The brand new Carmel Valley Skatepark couldn't have gotten a bigger thumbs-up of approval.
The skateboard god himself, Tony Hawk, took a spin at the soon-to-open park last week and declared it an awesome ride.
"The park looks great," Hawk said. "It has something for all skill levels and the street area is aesthetically authentic."
The skatepark on El Camino Real is gearing up for a grand opening ceremony Nov. 22, from 12 to 2 p.m. The event will feature a professional skateboard exhibition followed by a free-skeate until 4 p.m.
Fees and hours of operation of the park are up in the air, as proposed cuts to San Diego Parks and Recreation could lead to the elimination of supervision at city skateparks, according to Steve Pond, area director.
Should the City Council opt to approve the cuts, there would be no user fees. Fees at other city parks are set at $5 for a one-day pass and $30 for three-month pass.
The first ride
Hawk was on location Oct. 29 with fellow pro-skaters Tony Mag, Chris Miller and Christian Hosoi to test the "bowl," the pool at the skatepark, which is totally unique to San Diego.
"They got right in and flowed," said Dave McIntyre, a member of the Carmel Valley Community Planning Board and longtime skateboard enthusiast.
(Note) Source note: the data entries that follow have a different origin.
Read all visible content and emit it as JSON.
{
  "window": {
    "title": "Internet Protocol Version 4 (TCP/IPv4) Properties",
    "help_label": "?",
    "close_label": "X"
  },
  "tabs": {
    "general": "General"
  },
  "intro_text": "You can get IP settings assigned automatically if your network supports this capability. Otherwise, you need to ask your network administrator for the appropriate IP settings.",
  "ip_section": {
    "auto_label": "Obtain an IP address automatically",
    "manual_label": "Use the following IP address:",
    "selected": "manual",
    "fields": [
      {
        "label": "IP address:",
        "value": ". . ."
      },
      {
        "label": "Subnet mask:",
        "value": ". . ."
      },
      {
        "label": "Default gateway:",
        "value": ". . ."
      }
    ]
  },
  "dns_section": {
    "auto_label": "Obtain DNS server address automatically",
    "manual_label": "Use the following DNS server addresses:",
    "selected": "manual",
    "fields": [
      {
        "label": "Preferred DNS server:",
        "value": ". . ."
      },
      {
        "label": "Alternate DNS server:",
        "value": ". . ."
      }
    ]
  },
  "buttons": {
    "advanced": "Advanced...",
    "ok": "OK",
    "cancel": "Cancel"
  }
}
McIntyre, who started the first skateboarding industry association in 1975, has worked for G&S Surfboards, Santa Cruz/Indy and California Board Sports. He now works for Santa Monica Airlines Skateboards.
The first skatepark in California opened in Hawk's hometown of Carlsbad in 1975. The skateboarding boom over the next three years resulted in more than 400 skateparks being built in the state.
"The big problem a park could have was the construction," McIntyre said. "You could have a great design, but a contractor could blow it."
In the Carmel Valley Skatepark's situation, neither the design nor the construction was blown, McIntyre said. The key, he said, was picking local companies that could visit often and oversee the progress, fixing any kinks along the way.
Site Design Inc. of Solana Beach designed the park, with help from area skaters who participated in workshops to tell them exactly what they wanted.
With their input, the park was designed with a bowl and obstacles a skater would find in residential neighborhoods - features like steps, rails, gaps and a drainage ditch. Those features are the ones a lot of skaters like to ride in the "wild."
Unfortunately, the features are often found in places where "No Skateboarding" signs are prominently displayed.
3-D Construction, the company that built the Rancho Penasquitos Skatepark, was tapped to make the skaters' vision a reality.
"They did a great job, they were very professional," McIntyre said, praising the San Diego Parks and Recreation Department and city Project Manager Alexandra Corsi-Morgan for working so well together.
While park hours and fees have yet to be set, safety will come first at the park, with helmets and pads required. McIntyre used his skate company connections to help the city get a good price on a selection of helmets and pads to keep on site for skaters who may have forgotten them.